There’s also evidence that not only does responsible antibiotic use in pork production protect animal health and well-being, but it may actually protect public health. A study by Scott Hurd, DVM, with Iowa State University’s College of Veterinary Medicine, demonstrated that pigs that have been sick tend to have a greater presence of food-safety pathogens on their carcasses. A multi-university study found that “antibiotic-free” pigs have a higher incidence of zoonotic diseases and parasites than those that receive antibiotics.

While there is little information to make pigs or other food animals the culprits in increasing antibiotic-resistant diseases in humans, the pork industry isn’t taking the antibiotic-resistance issue lightly. Its Pork Quality Assurance Plus program includes guidelines for using antibiotics in pigs, and its Take Care-Use Antibiotics Responsibly program educates producers on using antibiotics judiciously. The National Pork Board also contributed more than $200,000 to study MRSA and pigs.

For its part, the National Pork Producers Council will be educating lawmakers, including 10 new U.S. senators and 30 new U.S. House members, about antibiotic use in livestock and beating back efforts to remove these important animal-health tools.

There is no doubt that human resistance to antibiotics is growing. However, what is in doubt is any connection to livestock and poultry antibiotic use. In fact, the Institute of Food Technologists says that correlating the risk of antibiotic use in animals and antibiotic resistance in humans is not possible. The Centers for Disease Control and Prevention also has said that if animal-to-human transmission of bacteria such as MRSA and Clostridium difficile is occurring, it’s responsible for a very small percentage of all human infections.

The more likely source for the rising number of diseases resistant to antibiotics is human. Doctors prescribing drugs for even the mildest symptoms and people running for the antibacterial soap every time they touch a door knob are preventing individuals from building immunity to germs and creating bacteria that are resistant to the very thing that is supposed to kill them.

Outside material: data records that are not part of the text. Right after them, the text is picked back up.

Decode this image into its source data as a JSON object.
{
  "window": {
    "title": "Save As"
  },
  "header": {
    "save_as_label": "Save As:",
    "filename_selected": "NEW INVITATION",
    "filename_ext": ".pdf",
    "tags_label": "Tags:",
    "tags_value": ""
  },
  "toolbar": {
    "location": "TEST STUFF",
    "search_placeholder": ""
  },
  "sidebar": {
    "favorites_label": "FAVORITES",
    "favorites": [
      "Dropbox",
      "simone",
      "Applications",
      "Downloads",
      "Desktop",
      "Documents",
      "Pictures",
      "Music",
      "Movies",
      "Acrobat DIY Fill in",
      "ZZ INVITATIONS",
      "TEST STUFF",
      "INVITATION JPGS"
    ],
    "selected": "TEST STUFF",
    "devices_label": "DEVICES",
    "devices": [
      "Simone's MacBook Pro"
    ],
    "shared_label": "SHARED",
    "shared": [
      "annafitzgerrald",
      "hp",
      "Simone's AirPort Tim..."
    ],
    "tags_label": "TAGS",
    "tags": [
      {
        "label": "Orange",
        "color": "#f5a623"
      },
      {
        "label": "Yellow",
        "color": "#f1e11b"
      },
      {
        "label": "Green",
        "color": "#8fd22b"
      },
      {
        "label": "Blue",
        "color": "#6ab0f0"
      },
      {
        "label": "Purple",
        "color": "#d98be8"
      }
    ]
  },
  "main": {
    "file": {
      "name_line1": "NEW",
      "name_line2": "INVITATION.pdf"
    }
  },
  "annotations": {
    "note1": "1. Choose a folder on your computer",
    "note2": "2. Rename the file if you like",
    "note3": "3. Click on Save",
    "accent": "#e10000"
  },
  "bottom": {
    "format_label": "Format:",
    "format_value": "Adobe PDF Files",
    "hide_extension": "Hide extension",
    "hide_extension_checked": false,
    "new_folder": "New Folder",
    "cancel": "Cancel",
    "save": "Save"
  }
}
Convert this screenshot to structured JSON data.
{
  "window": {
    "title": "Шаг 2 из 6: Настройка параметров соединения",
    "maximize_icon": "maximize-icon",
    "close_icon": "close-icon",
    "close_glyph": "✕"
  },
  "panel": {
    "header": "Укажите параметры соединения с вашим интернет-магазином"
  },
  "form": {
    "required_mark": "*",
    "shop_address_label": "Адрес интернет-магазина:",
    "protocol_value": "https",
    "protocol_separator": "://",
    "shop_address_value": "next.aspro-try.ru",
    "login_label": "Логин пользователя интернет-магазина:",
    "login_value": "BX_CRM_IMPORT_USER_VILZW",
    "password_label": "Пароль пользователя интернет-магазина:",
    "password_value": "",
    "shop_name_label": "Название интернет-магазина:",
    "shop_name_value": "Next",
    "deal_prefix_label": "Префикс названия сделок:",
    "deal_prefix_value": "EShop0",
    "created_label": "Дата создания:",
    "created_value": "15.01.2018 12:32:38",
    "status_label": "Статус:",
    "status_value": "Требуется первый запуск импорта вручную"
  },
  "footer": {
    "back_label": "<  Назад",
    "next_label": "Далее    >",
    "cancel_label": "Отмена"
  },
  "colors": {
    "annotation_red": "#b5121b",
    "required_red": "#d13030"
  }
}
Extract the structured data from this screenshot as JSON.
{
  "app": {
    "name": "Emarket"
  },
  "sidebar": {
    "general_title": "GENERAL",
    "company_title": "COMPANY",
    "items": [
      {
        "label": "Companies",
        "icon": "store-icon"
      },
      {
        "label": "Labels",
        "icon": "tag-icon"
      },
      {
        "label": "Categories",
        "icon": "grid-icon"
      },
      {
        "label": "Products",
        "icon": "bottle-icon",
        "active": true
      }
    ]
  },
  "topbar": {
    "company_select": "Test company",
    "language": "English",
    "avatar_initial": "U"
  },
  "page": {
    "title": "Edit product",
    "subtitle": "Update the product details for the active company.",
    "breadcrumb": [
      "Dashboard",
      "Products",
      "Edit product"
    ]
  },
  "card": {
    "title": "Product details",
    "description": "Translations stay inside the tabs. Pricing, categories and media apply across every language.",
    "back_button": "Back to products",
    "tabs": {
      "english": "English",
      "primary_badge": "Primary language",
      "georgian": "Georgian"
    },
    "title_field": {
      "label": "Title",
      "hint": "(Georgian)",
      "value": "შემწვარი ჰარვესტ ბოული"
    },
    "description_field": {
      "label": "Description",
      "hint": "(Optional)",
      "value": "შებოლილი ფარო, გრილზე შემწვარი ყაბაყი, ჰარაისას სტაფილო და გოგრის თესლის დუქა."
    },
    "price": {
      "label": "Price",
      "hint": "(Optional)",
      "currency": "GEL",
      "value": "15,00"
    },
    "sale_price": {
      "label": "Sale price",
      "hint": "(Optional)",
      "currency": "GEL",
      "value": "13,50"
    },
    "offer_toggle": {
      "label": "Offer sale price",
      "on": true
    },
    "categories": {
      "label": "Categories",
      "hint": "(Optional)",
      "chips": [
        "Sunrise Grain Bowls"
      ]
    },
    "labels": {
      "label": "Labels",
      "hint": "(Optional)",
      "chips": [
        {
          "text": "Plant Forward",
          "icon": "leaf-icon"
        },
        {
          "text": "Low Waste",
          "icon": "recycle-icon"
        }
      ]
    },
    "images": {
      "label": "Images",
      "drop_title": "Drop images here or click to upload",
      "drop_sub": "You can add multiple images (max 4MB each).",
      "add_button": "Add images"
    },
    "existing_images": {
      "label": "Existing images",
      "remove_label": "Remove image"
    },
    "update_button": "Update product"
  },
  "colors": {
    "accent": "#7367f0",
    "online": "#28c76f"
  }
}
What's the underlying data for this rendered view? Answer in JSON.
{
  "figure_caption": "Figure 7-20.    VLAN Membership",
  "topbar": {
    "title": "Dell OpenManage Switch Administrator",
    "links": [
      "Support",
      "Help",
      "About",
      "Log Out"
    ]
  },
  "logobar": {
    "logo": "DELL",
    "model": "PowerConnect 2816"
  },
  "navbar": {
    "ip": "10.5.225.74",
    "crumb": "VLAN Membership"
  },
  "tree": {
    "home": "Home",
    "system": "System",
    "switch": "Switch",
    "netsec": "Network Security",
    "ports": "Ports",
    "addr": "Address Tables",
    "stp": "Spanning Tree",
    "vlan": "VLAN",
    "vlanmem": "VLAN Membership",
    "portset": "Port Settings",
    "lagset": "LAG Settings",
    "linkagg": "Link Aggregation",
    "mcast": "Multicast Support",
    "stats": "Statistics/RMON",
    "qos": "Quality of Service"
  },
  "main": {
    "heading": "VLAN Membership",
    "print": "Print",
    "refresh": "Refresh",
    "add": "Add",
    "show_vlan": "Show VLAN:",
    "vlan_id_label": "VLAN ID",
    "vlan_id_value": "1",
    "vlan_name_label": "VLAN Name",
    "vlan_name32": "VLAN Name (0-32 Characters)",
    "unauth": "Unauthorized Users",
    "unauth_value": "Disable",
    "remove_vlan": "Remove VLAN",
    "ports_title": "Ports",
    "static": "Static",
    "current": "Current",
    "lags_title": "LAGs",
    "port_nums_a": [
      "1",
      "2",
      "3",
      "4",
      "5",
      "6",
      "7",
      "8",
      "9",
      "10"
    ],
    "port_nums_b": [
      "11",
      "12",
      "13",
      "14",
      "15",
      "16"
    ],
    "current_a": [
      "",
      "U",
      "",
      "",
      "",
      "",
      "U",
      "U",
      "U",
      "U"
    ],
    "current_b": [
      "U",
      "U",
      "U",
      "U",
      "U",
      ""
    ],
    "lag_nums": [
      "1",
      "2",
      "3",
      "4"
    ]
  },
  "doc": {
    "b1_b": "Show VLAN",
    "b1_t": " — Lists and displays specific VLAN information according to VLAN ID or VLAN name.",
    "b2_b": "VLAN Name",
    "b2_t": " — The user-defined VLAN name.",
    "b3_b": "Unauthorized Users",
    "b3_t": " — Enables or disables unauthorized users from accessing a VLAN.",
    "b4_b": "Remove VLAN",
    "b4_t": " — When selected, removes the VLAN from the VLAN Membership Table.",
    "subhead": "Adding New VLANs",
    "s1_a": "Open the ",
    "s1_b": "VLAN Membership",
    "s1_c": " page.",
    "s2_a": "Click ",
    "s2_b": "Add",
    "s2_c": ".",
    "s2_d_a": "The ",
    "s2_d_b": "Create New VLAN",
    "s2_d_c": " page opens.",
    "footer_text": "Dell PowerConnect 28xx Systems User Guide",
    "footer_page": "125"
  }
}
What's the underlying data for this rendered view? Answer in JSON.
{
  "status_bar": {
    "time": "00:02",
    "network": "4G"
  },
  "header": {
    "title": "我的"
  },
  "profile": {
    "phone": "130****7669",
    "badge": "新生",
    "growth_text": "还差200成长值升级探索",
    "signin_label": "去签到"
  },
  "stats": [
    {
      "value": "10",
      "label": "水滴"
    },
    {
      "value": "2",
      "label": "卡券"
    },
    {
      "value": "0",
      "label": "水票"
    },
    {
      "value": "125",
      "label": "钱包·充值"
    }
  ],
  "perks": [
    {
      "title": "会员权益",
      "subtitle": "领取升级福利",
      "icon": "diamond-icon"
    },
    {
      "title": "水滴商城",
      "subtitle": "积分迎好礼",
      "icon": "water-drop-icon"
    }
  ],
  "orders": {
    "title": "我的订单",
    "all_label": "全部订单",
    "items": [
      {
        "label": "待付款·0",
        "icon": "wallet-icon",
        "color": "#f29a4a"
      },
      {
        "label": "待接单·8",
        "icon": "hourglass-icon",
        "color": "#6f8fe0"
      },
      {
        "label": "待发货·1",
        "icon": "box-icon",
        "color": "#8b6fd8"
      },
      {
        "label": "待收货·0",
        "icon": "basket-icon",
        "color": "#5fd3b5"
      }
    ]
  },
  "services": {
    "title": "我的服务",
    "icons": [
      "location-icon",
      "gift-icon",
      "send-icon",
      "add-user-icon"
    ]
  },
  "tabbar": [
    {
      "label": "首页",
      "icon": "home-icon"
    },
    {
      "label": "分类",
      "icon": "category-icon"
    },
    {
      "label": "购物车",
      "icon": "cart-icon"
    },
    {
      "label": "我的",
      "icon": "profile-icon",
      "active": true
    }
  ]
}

Whatever happened to mom’s old adage that a little dirt is good for you?

Blaming pigs and other food animals for antibiotic resistance is misguided.